Smith addresses in The Wealth of Nations a problem that was torturing the best economic minds of his day. This problem was rooted in the means by which objects are valued. The two predominant theories of value in Smith's time were the so-called "Practical Theory of Value" and the labor theory of value, as delineated later by David Ricardo.

Selected image

1933 double eagle coin
Photo credit: User:293.xx.xxx.xx

The 1933 double eagle is a United States 20-dollar gold coin. Although 445,500 specimens of this Saint-Gaudens double eagle were minted in 1933 none were ever officially circulated and all but two were melted down. Supposedly, 20 found their way into the hands of collectors, but 19 of these were subsequently seized or voluntarily turned in to the Secret Service, who destroyed nine of them, making this one of the world's rarest coins. Five are still missing out of the 20.

Selected quote

"At Toyota, we began to think about how to install an autonomic nervous system in our own rapidly growing business organization. In our production plant, an autonomic nerve means making judgments autonomously at the lowest possible level; for example, when to stop production, what sequence to follow in making parts, or when overtime is necessary to produce the required amount.

These discussions can be made by factory workers themselves, without having to consult the production control or engineering departments that correspond to the brain in the human body. The plant should be a place where such judgments can be made by workers autonomously.

In Toyota's case, I believe this autonomic nervous system grew as the idea of just-in-time penetrated broadly and deeply into the production field, and as adherence to the rules increased through the use of kanban. As I thought about the business organization and the autonomic nerves in the human body, the concept began to interconnect, overlap, and stir my imagination."

Taiichi Ohno, Toyota Production System, English edition of 1988

Topics

General images

The following are images from various business-related articles on Wikipedia.

Related WikiProjects

Business news

Wikinews Economy and business portal Wikinews logo

On this day in Business history...

May 9:

Did you know

  • ...that the melting and export of cents and nickels can be punished with a fine of up to $10,000 and/or imprisoned for a maximum of five years?
  • ... that the GDP deflator (implicit price deflator for GDP) is a price index measuring changes in prices of all new, domestically produced, final goods and services in an economy.

Subcategories

Related portals


Things you can do

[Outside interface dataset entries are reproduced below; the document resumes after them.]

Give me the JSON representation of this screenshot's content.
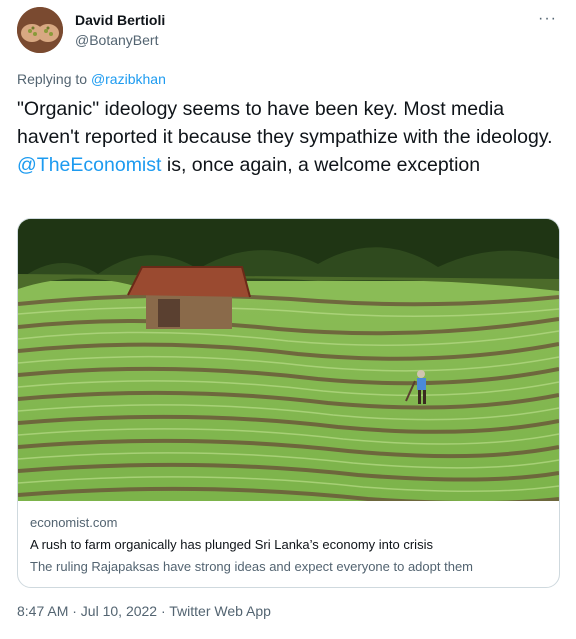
{
  "author": {
    "name": "David Bertioli",
    "handle": "@BotanyBert",
    "avatar_icon": "hands-with-seeds-avatar"
  },
  "more_icon": "···",
  "reply": {
    "prefix": "Replying to",
    "to": "@razibkhan"
  },
  "tweet": {
    "text_before": "\"Organic\" ideology seems to have been key. Most media haven't reported it because they sympathize with the ideology.",
    "mention": "@TheEconomist",
    "text_after": "is, once again, a welcome exception"
  },
  "card": {
    "domain": "economist.com",
    "title": "A rush to farm organically has plunged Sri Lanka’s economy into crisis",
    "description": "The ruling Rajapaksas have strong ideas and expect everyone to adopt them",
    "image_subject": "terraced-rice-field-with-hut-and-farmer"
  },
  "meta": {
    "time": "8:47 AM",
    "date": "Jul 10, 2022",
    "source": "Twitter Web App",
    "line": "8:47 AM · Jul 10, 2022 · Twitter Web App"
  },
  "colors": {
    "link": "#1d9bf0",
    "secondary": "#536471",
    "text": "#0f1419",
    "border": "#cfd9de"
  }
}
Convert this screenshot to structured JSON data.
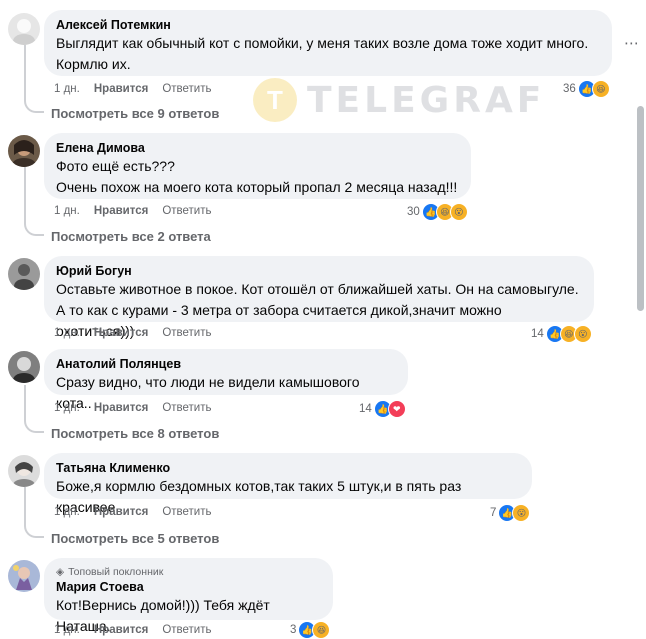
{
  "watermark": {
    "text": "TELEGRAF",
    "logo_letter": "T"
  },
  "actions": {
    "time": "1 дн.",
    "like": "Нравится",
    "reply": "Ответить"
  },
  "comments": [
    {
      "author": "Алексей Потемкин",
      "text": "Выглядит как обычный кот с помойки, у меня таких возле дома тоже ходит много.\nКормлю их.",
      "reactions_count": "36",
      "see_all": "Посмотреть все 9 ответов"
    },
    {
      "author": "Елена Димова",
      "text": "Фото ещё есть???\nОчень похож на моего кота который пропал 2 месяца назад!!!",
      "reactions_count": "30",
      "see_all": "Посмотреть все 2 ответа"
    },
    {
      "author": "Юрий Богун",
      "text": "Оставьте животное в покое. Кот отошёл от ближайшей хаты. Он на самовыгуле.\nА то как с курами - 3 метра от забора считается дикой,значит можно охотиться)))",
      "reactions_count": "14",
      "see_all": ""
    },
    {
      "author": "Анатолий Полянцев",
      "text": "Сразу видно, что люди не видели камышового кота..",
      "reactions_count": "14",
      "see_all": "Посмотреть все 8 ответов"
    },
    {
      "author": "Татьяна Клименко",
      "text": "Боже,я кормлю бездомных котов,так таких 5 штук,и в пять раз красивее",
      "reactions_count": "7",
      "see_all": "Посмотреть все 5 ответов"
    },
    {
      "author": "Мария Стоева",
      "top_fan": "Топовый поклонник",
      "text": "Кот!Вернись домой!))) Тебя ждёт Наташа.",
      "reactions_count": "3",
      "see_all": ""
    }
  ],
  "colors": {
    "like": "#1877f2",
    "haha": "#f7b125",
    "love": "#f33e58",
    "bubble": "#f0f2f5",
    "muted": "#65676b"
  },
  "icons": [
    "like-icon",
    "haha-icon",
    "wow-icon",
    "love-icon",
    "diamond-icon",
    "more-icon"
  ]
}
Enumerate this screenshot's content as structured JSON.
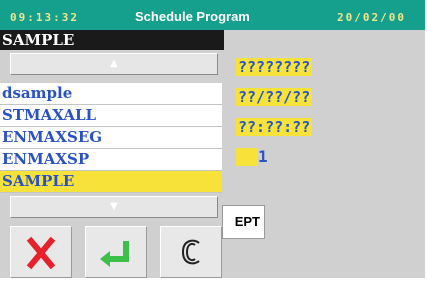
{
  "header": {
    "time": "09:13:32",
    "title": "Schedule Program",
    "date": "20/02/00"
  },
  "program_list": {
    "title": "SAMPLE",
    "items": [
      {
        "label": "dsample",
        "selected": false
      },
      {
        "label": "STMAXALL",
        "selected": false
      },
      {
        "label": "ENMAXSEG",
        "selected": false
      },
      {
        "label": "ENMAXSP",
        "selected": false
      },
      {
        "label": "SAMPLE",
        "selected": true
      }
    ]
  },
  "fields": {
    "name": "????????",
    "date": "??/??/??",
    "time": "??:??:??",
    "segment": "1"
  },
  "buttons": {
    "partial_label": "EPT"
  },
  "icons": {
    "up": "up-arrow-icon",
    "down": "down-arrow-icon",
    "cancel": "red-cross-icon",
    "enter": "enter-arrow-icon",
    "clear": "clear-c-icon"
  },
  "colors": {
    "header": "#14a08c",
    "highlight": "#f7e23a",
    "text": "#2a52c8",
    "cancel": "#e8202a",
    "enter": "#3cc04a"
  }
}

Urgent and important articles are bold


Here are some tasks awaiting attention:

Wikimedia

The following Wikimedia Foundation sister projects provide more on this subject:

Wikibooks
Books

Commons
Media

Wikinews 
News

Wikiquote 
Quotations

Wikisource 
Texts

Wikiversity
Learning resources

Wiktionary 
Definitions

Wikidata 
Database

Portals

Purge cache